Considering that the food is made to order, Rusted Sun consistently gets food out in a timely manner; it wasn't long until my plate of inverted pizza hit the table. For me, the debate between pizza and calzones is a non-issue—either way, I'm getting meats and cheeses delivered to my mouth. The combo hits all the right notes for those after a chunkily-topped adventure, and I appreciate the preference of sliced Italian sausage over the crumbly variety—it's much superior. I also picked up a margherita ($9-$21.75) calzone which was stuffed with fresh tomatoes and basil—excellent for those who like their cheesy-stuffed breads on the lighter side.

During my most recent visit, I couldn't help but think of the toll that COVID-19 had on Rusted Sun, who pivoted to takeout-only service during the pandemic's peak. "COVID came along and shut everything down, and we were making just enough to get by," Stephens says. Now that things have changed and more people are getting immunized, dining in at this welcoming pizza joint is back on the table. "We're to the point where we're doing as well as we were before COVID," Stephens says.

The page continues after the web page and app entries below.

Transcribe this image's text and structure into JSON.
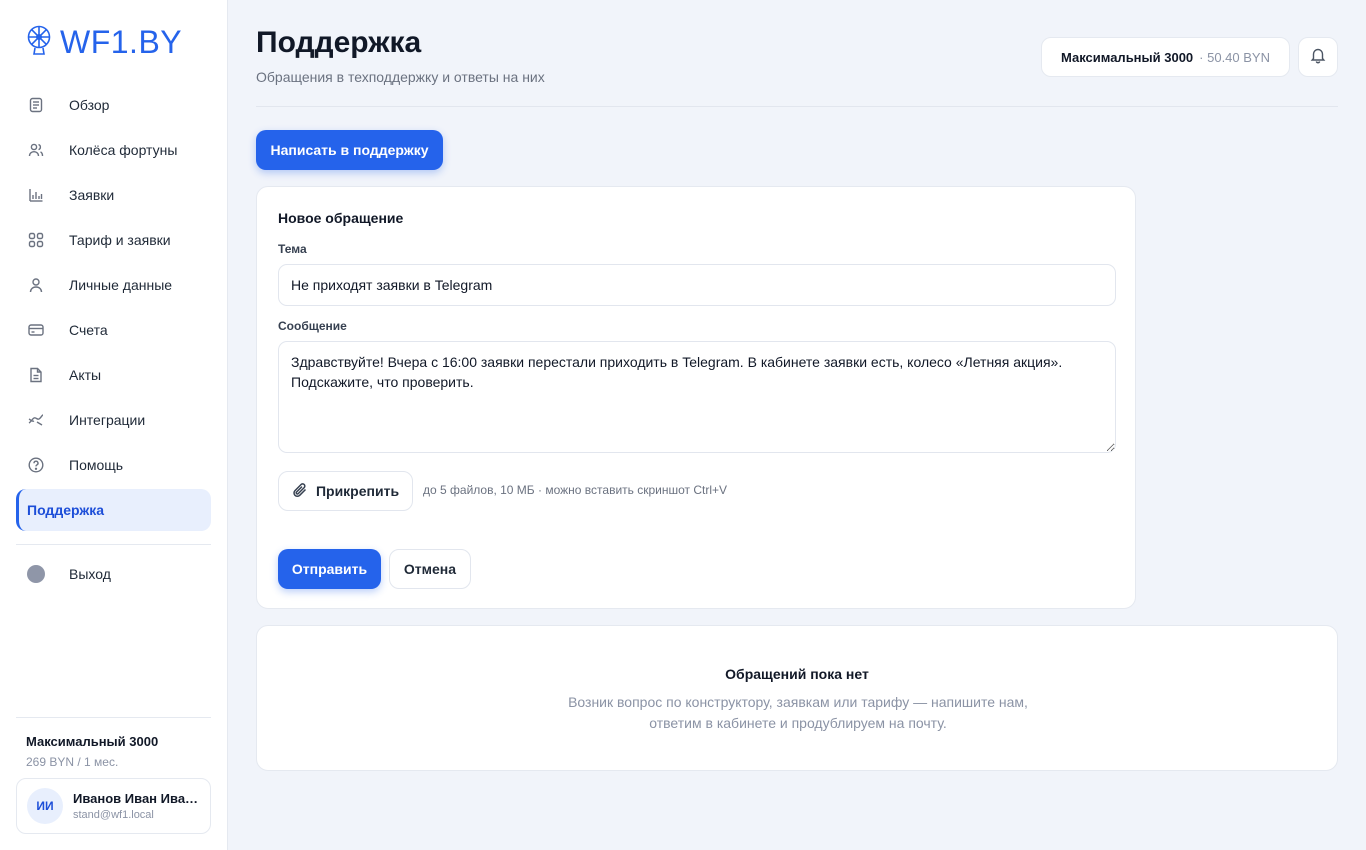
{
  "brand": {
    "logo_text": "WF1.BY",
    "accent": "#2563eb"
  },
  "sidebar": {
    "items": [
      {
        "label": "Обзор",
        "icon": "document-icon"
      },
      {
        "label": "Колёса фортуны",
        "icon": "users-icon"
      },
      {
        "label": "Заявки",
        "icon": "bar-chart-icon"
      },
      {
        "label": "Тариф и заявки",
        "icon": "grid-icon"
      },
      {
        "label": "Личные данные",
        "icon": "user-icon"
      },
      {
        "label": "Счета",
        "icon": "credit-card-icon"
      },
      {
        "label": "Акты",
        "icon": "file-icon"
      },
      {
        "label": "Интеграции",
        "icon": "link-icon"
      },
      {
        "label": "Помощь",
        "icon": "help-circle-icon"
      },
      {
        "label": "Поддержка",
        "icon": null,
        "active": true
      }
    ],
    "logout_label": "Выход",
    "plan": {
      "name": "Максимальный 3000",
      "price": "269 BYN / 1 мес."
    },
    "user": {
      "initials": "ИИ",
      "name": "Иванов Иван Иванович",
      "email": "stand@wf1.local"
    }
  },
  "header": {
    "title": "Поддержка",
    "subtitle": "Обращения в техподдержку и ответы на них",
    "plan_chip": {
      "name": "Максимальный 3000",
      "balance": "· 50.40 BYN"
    }
  },
  "actions": {
    "write_support": "Написать в поддержку"
  },
  "form": {
    "title": "Новое обращение",
    "subject_label": "Тема",
    "subject_value": "Не приходят заявки в Telegram",
    "message_label": "Сообщение",
    "message_value": "Здравствуйте! Вчера с 16:00 заявки перестали приходить в Telegram. В кабинете заявки есть, колесо «Летняя акция». Подскажите, что проверить.",
    "attach_label": "Прикрепить",
    "attach_hint": "до 5 файлов, 10 МБ · можно вставить скриншот Ctrl+V",
    "send_label": "Отправить",
    "cancel_label": "Отмена"
  },
  "empty_state": {
    "title": "Обращений пока нет",
    "text": "Возник вопрос по конструктору, заявкам или тарифу — напишите нам, ответим в кабинете и продублируем на почту."
  }
}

Though Stephens and I took a moment to acknowledge the impact COVID-19 had on so many local restaurants, it was nice to hear that Rusted Sun was on the mend. I'll always have a soft spot in my heart for Rusted Sun, as it fueled a good chunk of my college social life, so hearing that it's likely to stick around for the next generation of pizza-loving food enthusiasts is heartening to say the least.